“The interviewer can use the video playback function to see what is the question or answer that caused the subject to experience this elevated stress level. Afterwards, they can decide whether they want investigate further in those specific directions,” HTX engineer (profiling) Vivi Chew said.
HTX’s role in this is to help users make sense of the data presented in the graph, especially as the field of lie detection is complex and subjective.
The agency is also evaluating whether it is feasible to deploy the system in the field and how it can be be improved. For instance, the relatively large camera can be “intimidating” for an interviewee, Ms Chew said.
“Therefore, we went to the market and sourced for various smaller form factors, like this one which can fit in your palm, and this will help put the subject more at ease during the interview,” she added.
The last, but not least, piece of technology is called the prison automated screening system, which HTX calls a first-of-its-kind system that automatically collects urine samples and screens them for drugs.
Currently, SPS officers conduct about 5,000 urine tests a month on supervisees placed in community-based programmes.
The process is labour intensive as it requires officers to manually register supervisees, oversee urine collection and drug test the sample. They are also exposed to biohazards.
With the new system, which looks like a portable toilet, a supervisee steps inside and the doors automatically close and are locked. His identity is verified using an iris scan and the system ensures it is the correct appointment date and time.
Instructions are read out over a speaker and shown on a screen, telling the supervisee when to deposit his urine. The urinal itself has a shutter that automatically raises and drops before and after the sample is collected. There are no cameras inside for privacy.
The door, however, is transparent to discourage foul play. The system is also fitted with undisclosed features to prevent cheating.
In the back of the system, robotic machines collect the urine in a bowl – excess is drained away – and insert a dipstick to test for drugs and adulterants. This dipstick is then raised in front of small cameras that interpret and record the result.
“We make use of deep learning to interpret the results,” said Mr Tee Wen Kai, lead engineer (aerial systems) at HTX.
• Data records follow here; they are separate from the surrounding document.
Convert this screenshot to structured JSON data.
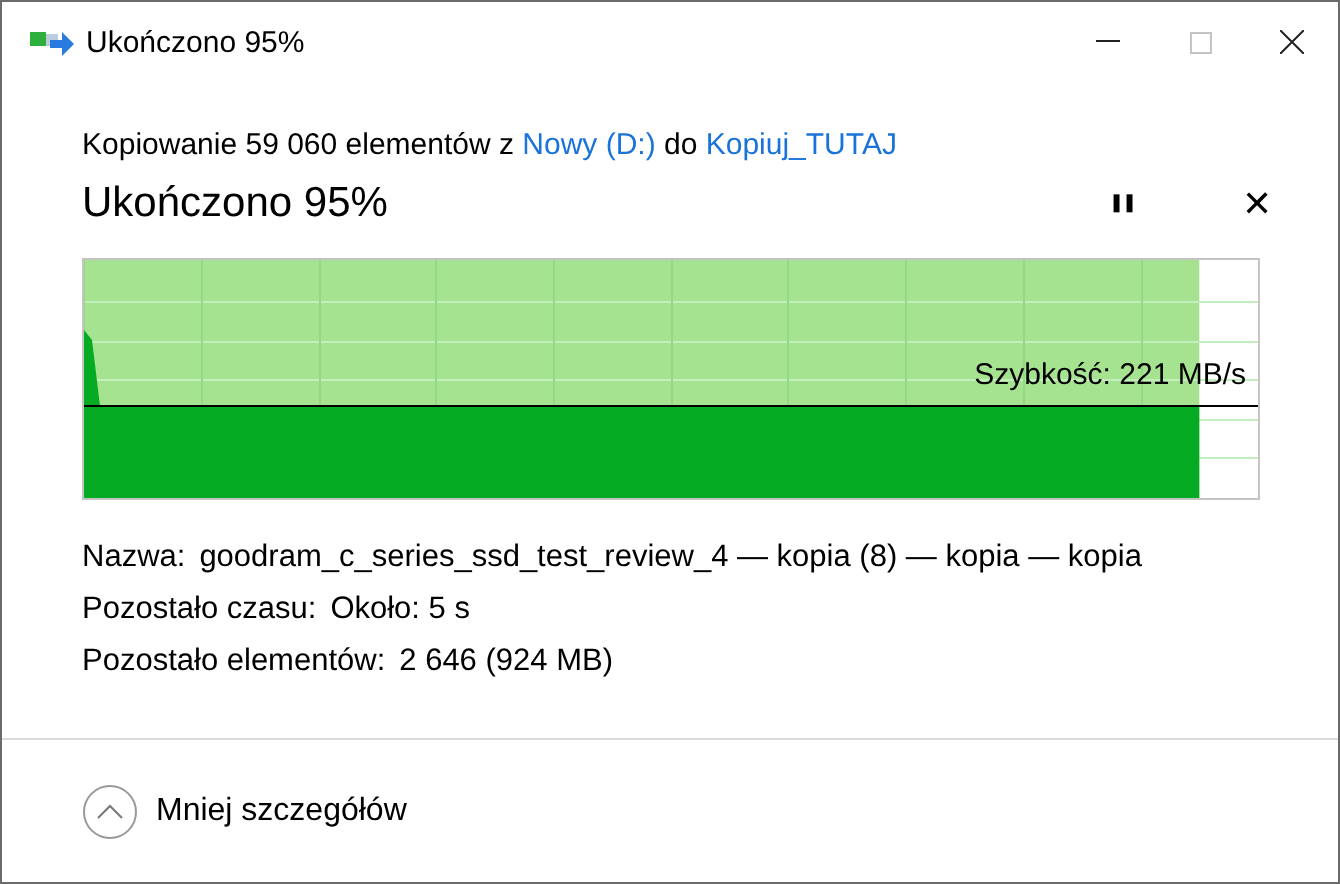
{
  "window": {
    "title": "Ukończono 95%",
    "controls": [
      {
        "kind": "minimize",
        "disabled": false
      },
      {
        "kind": "maximize",
        "disabled": true
      },
      {
        "kind": "close",
        "disabled": false
      }
    ]
  },
  "message": {
    "prefix": "Kopiowanie 59 060 elementów z",
    "source": "Nowy (D:)",
    "middle": "do",
    "destination": "Kopiuj_TUTAJ"
  },
  "heading": "Ukończono 95%",
  "actions": [
    {
      "kind": "pause",
      "label": "❚❚"
    },
    {
      "kind": "cancel",
      "label": "✕"
    }
  ],
  "graph": {
    "level": 0.95,
    "speed": "Szybkość: 221 MB/s"
  },
  "details": [
    {
      "label": "Nazwa:",
      "value": "goodram_c_series_ssd_test_review_4 — kopia (8) — kopia — kopia"
    },
    {
      "label": "Pozostało czasu:",
      "value": "Około: 5 s"
    },
    {
      "label": "Pozostało elementów:",
      "value": "2 646 (924 MB)"
    }
  ],
  "footer": {
    "label": "Mniej szczegółów",
    "expanded": true
  }
}
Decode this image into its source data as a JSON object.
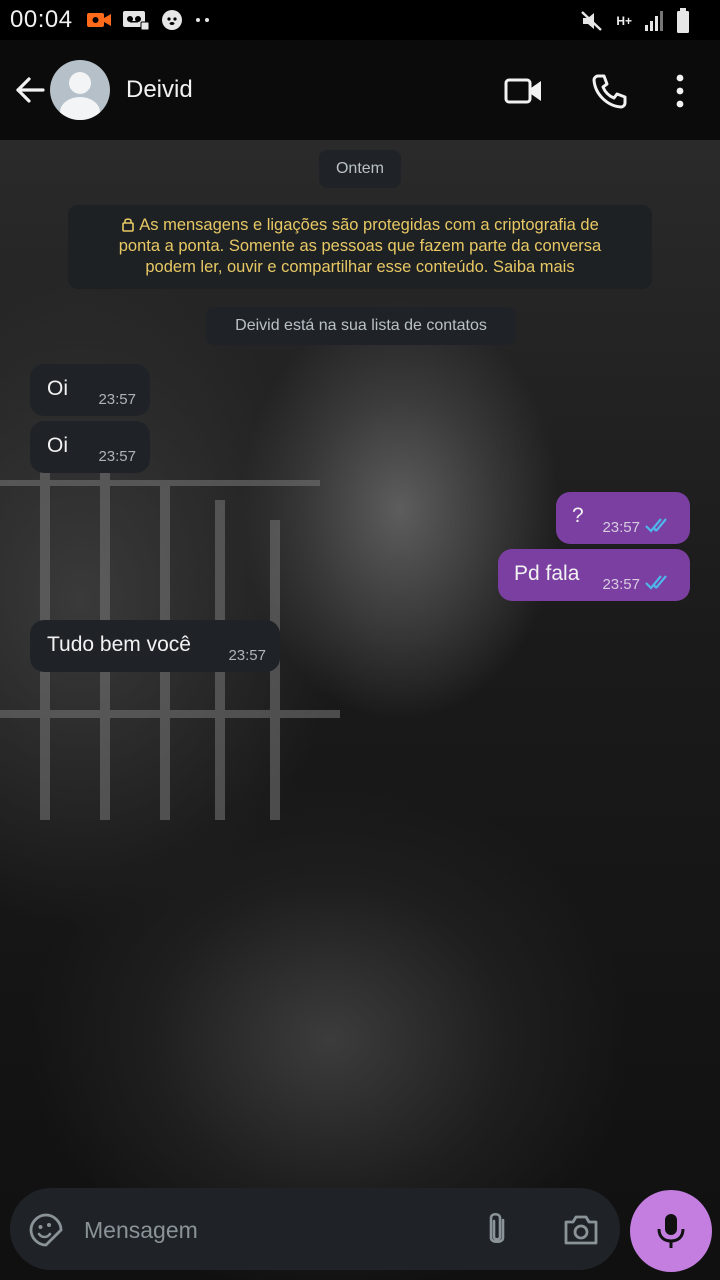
{
  "status_bar": {
    "time": "00:04",
    "network_label": "H+"
  },
  "header": {
    "contact_name": "Deivid",
    "icons": [
      "back-arrow-icon",
      "avatar-placeholder",
      "video-call-icon",
      "phone-icon",
      "more-vert-icon"
    ]
  },
  "chat": {
    "date_divider": "Ontem",
    "e2e_notice_lines": [
      "As mensagens e ligações são protegidas com a criptografia de",
      "ponta a ponta. Somente as pessoas que fazem parte da conversa",
      "podem ler, ouvir e compartilhar esse conteúdo. Saiba mais"
    ],
    "contacts_notice": "Deivid está na sua lista de contatos",
    "messages": [
      {
        "direction": "incoming",
        "text": "Oi",
        "time": "23:57"
      },
      {
        "direction": "incoming",
        "text": "Oi",
        "time": "23:57"
      },
      {
        "direction": "outgoing",
        "text": "?",
        "time": "23:57",
        "status": "read"
      },
      {
        "direction": "outgoing",
        "text": "Pd fala",
        "time": "23:57",
        "status": "read"
      },
      {
        "direction": "incoming",
        "text": "Tudo bem você",
        "time": "23:57"
      }
    ]
  },
  "composer": {
    "placeholder": "Mensagem",
    "icons": [
      "emoji-icon",
      "attach-icon",
      "camera-icon",
      "mic-icon"
    ]
  },
  "colors": {
    "outgoing_bubble": "#7a3fa0",
    "incoming_bubble": "#1f2327",
    "mic_button": "#c47ee0",
    "read_ticks": "#4fb6ec",
    "notice_text": "#e8c864"
  }
}
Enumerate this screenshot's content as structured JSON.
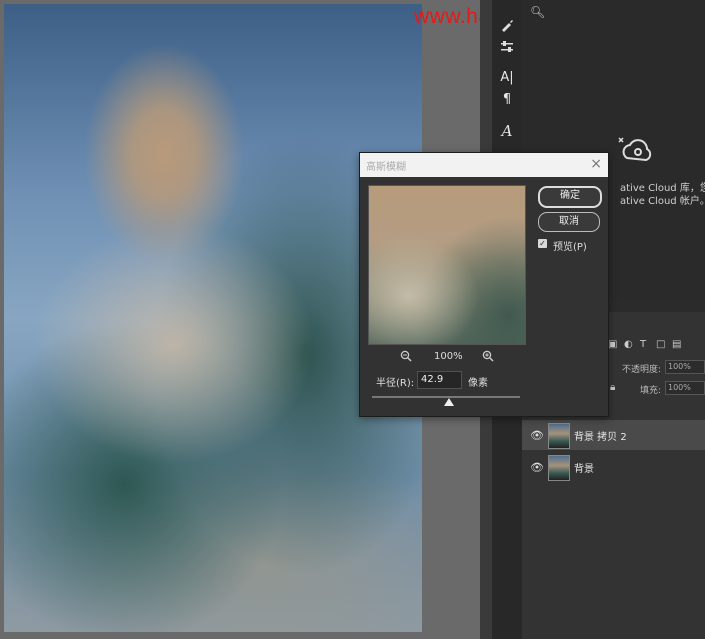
{
  "watermark": "www.haoyinhansheji.com",
  "dialog": {
    "title": "高斯模糊",
    "ok_label": "确定",
    "cancel_label": "取消",
    "preview_label": "预览(P)",
    "preview_checked": true,
    "zoom_level": "100%",
    "radius_label": "半径(R):",
    "radius_value": "42.9",
    "unit_label": "像素"
  },
  "cc_panel": {
    "line1": "ative Cloud 库，您需要",
    "line2": "ative Cloud 帐户。"
  },
  "layers_panel": {
    "opacity_label": "不透明度:",
    "opacity_value": "100%",
    "fill_label": "填充:",
    "fill_value": "100%",
    "layers": [
      {
        "name": "背景 拷贝 2",
        "active": true
      },
      {
        "name": "背景",
        "active": false
      }
    ]
  },
  "icons": {
    "search": "search-icon",
    "brush": "brush-icon",
    "sliders": "adjustment-sliders-icon",
    "character": "character-panel-icon",
    "paragraph": "paragraph-icon",
    "glyphs": "glyphs-icon",
    "cc_libraries": "creative-cloud-libraries-icon"
  }
}
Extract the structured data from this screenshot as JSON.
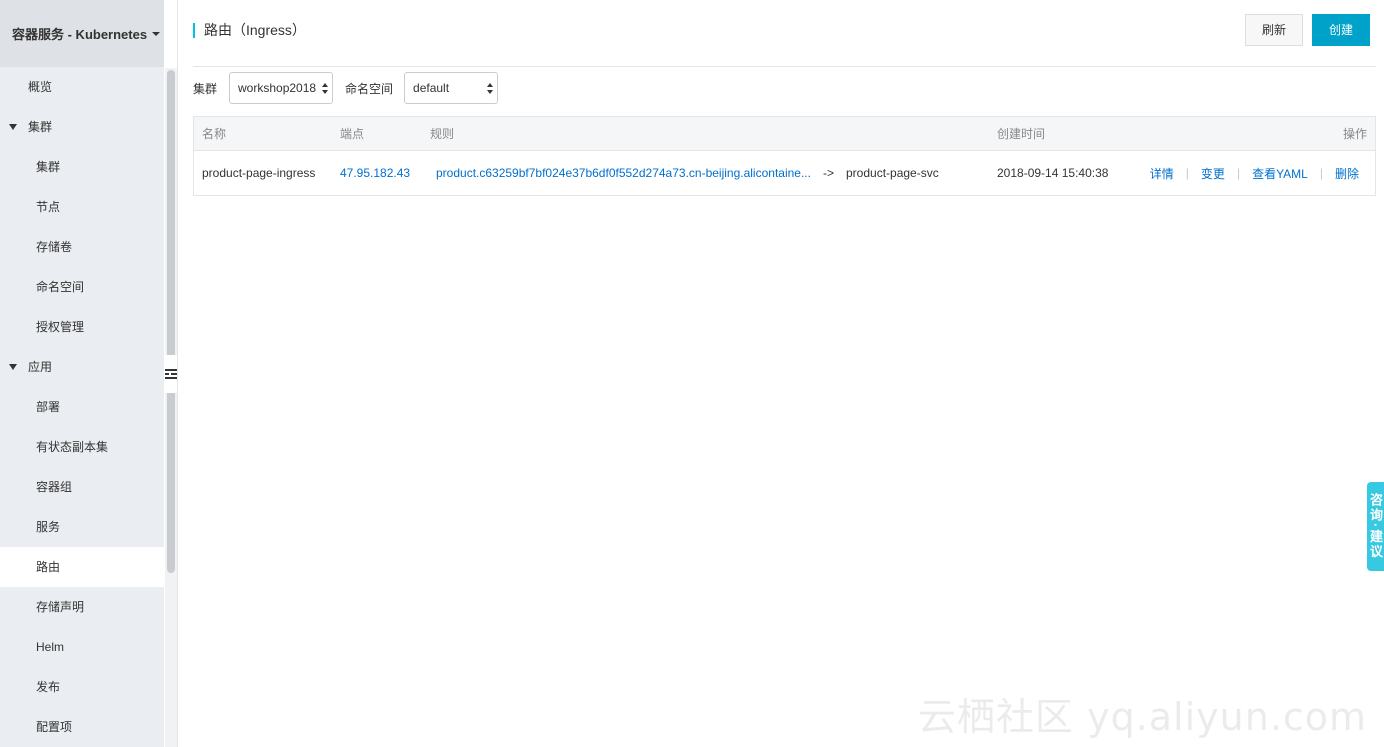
{
  "sidebar": {
    "header": "容器服务 - Kubernetes",
    "items": [
      {
        "label": "概览",
        "type": "level1"
      },
      {
        "label": "集群",
        "type": "group"
      },
      {
        "label": "集群",
        "type": "level2"
      },
      {
        "label": "节点",
        "type": "level2"
      },
      {
        "label": "存储卷",
        "type": "level2"
      },
      {
        "label": "命名空间",
        "type": "level2"
      },
      {
        "label": "授权管理",
        "type": "level2"
      },
      {
        "label": "应用",
        "type": "group"
      },
      {
        "label": "部署",
        "type": "level2"
      },
      {
        "label": "有状态副本集",
        "type": "level2"
      },
      {
        "label": "容器组",
        "type": "level2"
      },
      {
        "label": "服务",
        "type": "level2"
      },
      {
        "label": "路由",
        "type": "level2",
        "active": true
      },
      {
        "label": "存储声明",
        "type": "level2"
      },
      {
        "label": "Helm",
        "type": "level2"
      },
      {
        "label": "发布",
        "type": "level2"
      },
      {
        "label": "配置项",
        "type": "level2"
      }
    ]
  },
  "header": {
    "title": "路由（Ingress）",
    "refresh_label": "刷新",
    "create_label": "创建"
  },
  "filters": {
    "cluster_label": "集群",
    "cluster_value": "workshop2018",
    "namespace_label": "命名空间",
    "namespace_value": "default"
  },
  "table": {
    "columns": {
      "name": "名称",
      "endpoint": "端点",
      "rule": "规则",
      "created": "创建时间",
      "actions": "操作"
    },
    "rows": [
      {
        "name": "product-page-ingress",
        "endpoint": "47.95.182.43",
        "rule_host": "product.c63259bf7bf024e37b6df0f552d274a73.cn-beijing.alicontaine...",
        "rule_arrow": "->",
        "rule_service": "product-page-svc",
        "created": "2018-09-14 15:40:38",
        "actions": {
          "detail": "详情",
          "change": "变更",
          "yaml": "查看YAML",
          "delete": "删除",
          "separator": "|"
        }
      }
    ]
  },
  "feedback": "咨询·建议",
  "watermark": "云栖社区 yq.aliyun.com",
  "colors": {
    "accent": "#00c1de",
    "primary_button": "#00a2ca",
    "link": "#0070cc",
    "sidebar_bg": "#eaedf1"
  },
  "icons": {
    "dropdown": "caret-down-icon",
    "group_expand": "triangle-down-icon",
    "collapse": "collapse-menu-icon"
  }
}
“So with the automation in place, the officers only need to attend to the supervisees when there's a positive case or when there's a technical fault.”
This includes refilling the system with dipsticks after all 40 have been used up.
To prevent cross-contamination, the system is flushed automatically before and after every use.
"The flushing system and the urinal and back-end urine collection bowl are also carefully designed to ensure that flushing is thorough and effective," Mr Tee said.
"Should a urine sample be tested positive, an additional test using a new test kit will be done after flushing to check that there are no residual traces or contamination before a new urine sample is deposited."
How long the entire automated process takes depends on how quickly the supervisee deposits his urine sample, but it is roughly around 10 minutes.
“We do save some transitional time because currently they have to proceed from one stage to another like registration, urine procurement then drug testing. But we combine everything into one system,” Mr Kee said.
“The benefit of our system is we can increase more throughput by increasing more cubicles.”
The system will be first rolled out to the current Selarang Park community supervision centre, to be tested with selected supervisees for four months from September. The trial will start with 50 to 100 supervisees and be progressively increased.
If successful, it will be deployed at various police land divisions for more convenience.
When asked whether the system – currently designed for men who can pee while standing – will include women in the future, Mr Tee said more than 95 per cent of supervisees are male.
“So, we tackle the majority first.”
Editor's note: Some quotes in this story have been updated following clarifications by HTX.